What needs to be done: Please reproduce the entries exactly as they appear below, but not the pictures.

Source data:
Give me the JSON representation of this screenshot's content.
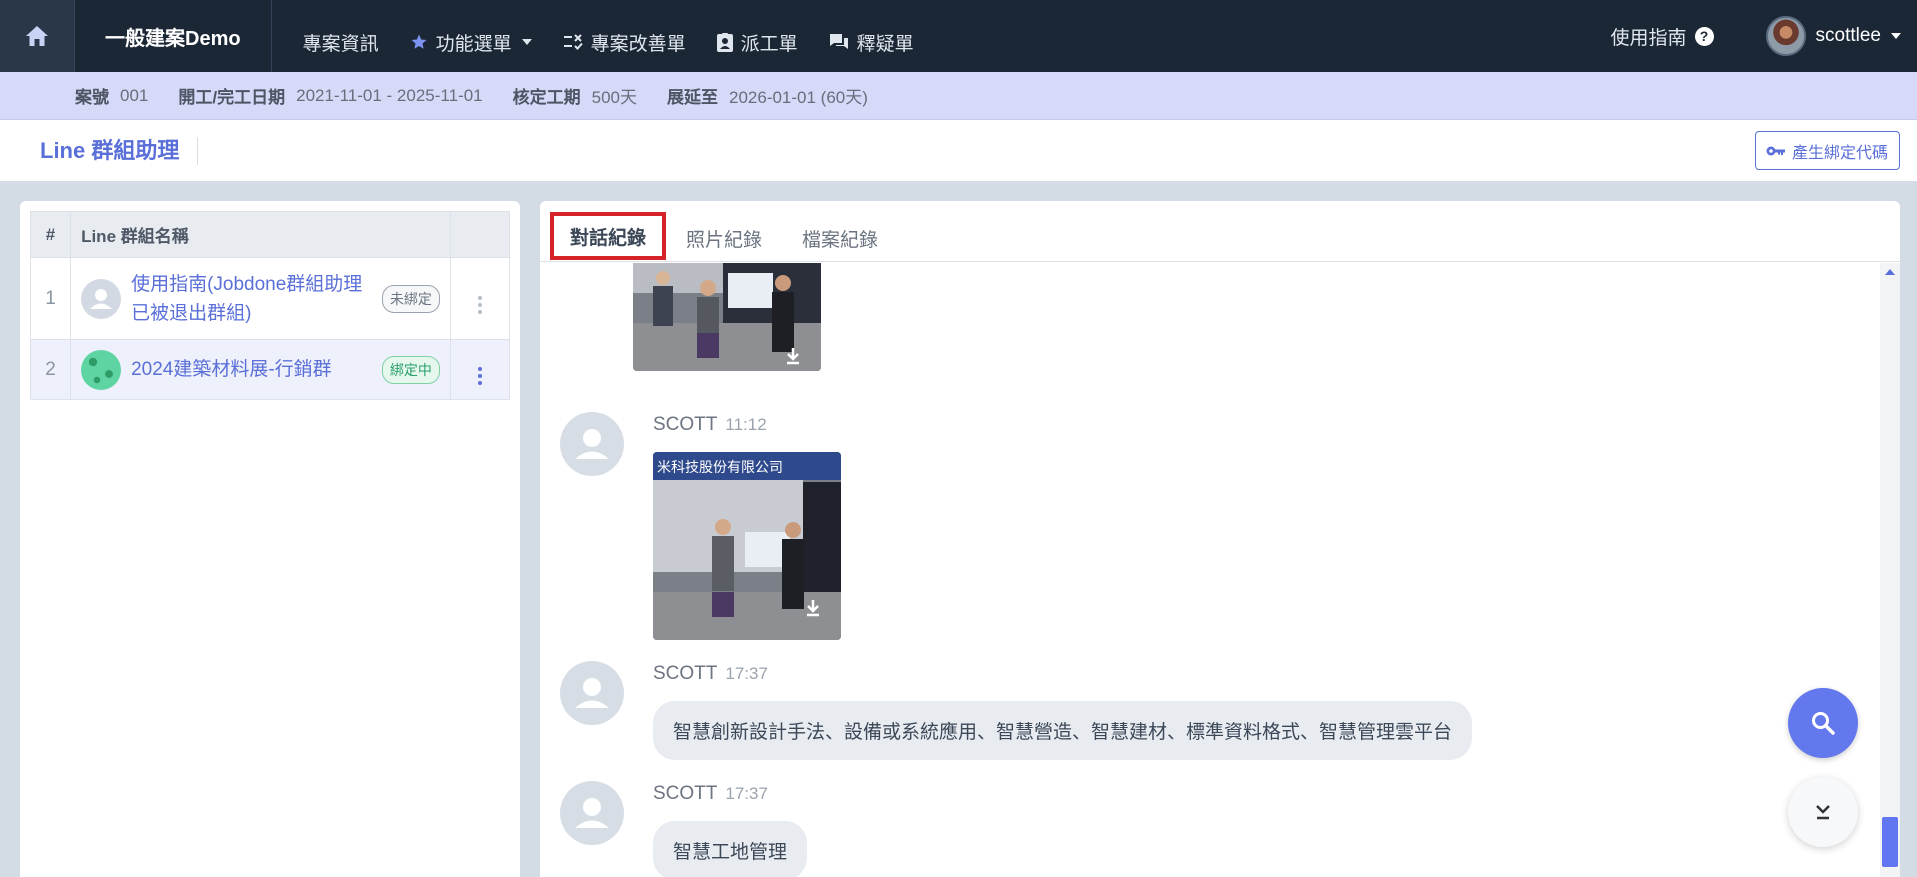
{
  "nav": {
    "brand": "一般建案Demo",
    "items": [
      {
        "label": "專案資訊",
        "icon": "none"
      },
      {
        "label": "功能選單",
        "icon": "star-icon"
      },
      {
        "label": "專案改善單",
        "icon": "checklist-icon"
      },
      {
        "label": "派工單",
        "icon": "id-badge-icon"
      },
      {
        "label": "釋疑單",
        "icon": "chat-icon"
      }
    ],
    "guide_label": "使用指南",
    "username": "scottlee"
  },
  "project_info": {
    "case_no_label": "案號",
    "case_no": "001",
    "dates_label": "開工/完工日期",
    "dates": "2021-11-01 - 2025-11-01",
    "approved_label": "核定工期",
    "approved": "500天",
    "extended_label": "展延至",
    "extended": "2026-01-01 (60天)"
  },
  "page": {
    "title": "Line 群組助理",
    "bind_code_button": "產生綁定代碼"
  },
  "groups_table": {
    "headers": [
      "#",
      "Line 群組名稱",
      ""
    ],
    "rows": [
      {
        "num": "1",
        "name": "使用指南(Jobdone群組助理已被退出群組)",
        "status": "未綁定"
      },
      {
        "num": "2",
        "name": "2024建築材料展-行銷群",
        "status": "綁定中"
      }
    ]
  },
  "tabs": [
    "對話紀錄",
    "照片紀錄",
    "檔案紀錄"
  ],
  "messages": [
    {
      "sender": "SCOTT",
      "time": "11:12",
      "type": "image"
    },
    {
      "sender": "SCOTT",
      "time": "17:37",
      "type": "text",
      "text": "智慧創新設計手法、設備或系統應用、智慧營造、智慧建材、標準資料格式、智慧管理雲平台"
    },
    {
      "sender": "SCOTT",
      "time": "17:37",
      "type": "text",
      "text": "智慧工地管理"
    }
  ],
  "photo_caption": "米科技股份有限公司",
  "colors": {
    "navbar": "#1c2736",
    "accent": "#5a6fd8",
    "active_tab_outline": "#d42427",
    "bound_green": "#27a069",
    "fab": "#6378ec"
  }
}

Written response:
Give me the JSON representation of this screenshot's content.
{
  "nav": {
    "brand": "一般建案Demo",
    "items": [
      {
        "label": "專案資訊",
        "icon": "none"
      },
      {
        "label": "功能選單",
        "icon": "star-icon"
      },
      {
        "label": "專案改善單",
        "icon": "checklist-icon"
      },
      {
        "label": "派工單",
        "icon": "id-badge-icon"
      },
      {
        "label": "釋疑單",
        "icon": "chat-icon"
      }
    ],
    "guide_label": "使用指南",
    "username": "scottlee"
  },
  "project_info": {
    "case_no_label": "案號",
    "case_no": "001",
    "dates_label": "開工/完工日期",
    "dates": "2021-11-01 - 2025-11-01",
    "approved_label": "核定工期",
    "approved": "500天",
    "extended_label": "展延至",
    "extended": "2026-01-01 (60天)"
  },
  "page": {
    "title": "Line 群組助理",
    "bind_code_button": "產生綁定代碼"
  },
  "groups_table": {
    "headers": [
      "#",
      "Line 群組名稱",
      ""
    ],
    "rows": [
      {
        "num": "1",
        "name": "使用指南(Jobdone群組助理已被退出群組)",
        "status": "未綁定"
      },
      {
        "num": "2",
        "name": "2024建築材料展-行銷群",
        "status": "綁定中"
      }
    ]
  },
  "tabs": [
    "對話紀錄",
    "照片紀錄",
    "檔案紀錄"
  ],
  "messages": [
    {
      "sender": "SCOTT",
      "time": "11:12",
      "type": "image"
    },
    {
      "sender": "SCOTT",
      "time": "17:37",
      "type": "text",
      "text": "智慧創新設計手法、設備或系統應用、智慧營造、智慧建材、標準資料格式、智慧管理雲平台"
    },
    {
      "sender": "SCOTT",
      "time": "17:37",
      "type": "text",
      "text": "智慧工地管理"
    }
  ],
  "photo_caption": "米科技股份有限公司",
  "colors": {
    "navbar": "#1c2736",
    "accent": "#5a6fd8",
    "active_tab_outline": "#d42427",
    "bound_green": "#27a069",
    "fab": "#6378ec"
  }
}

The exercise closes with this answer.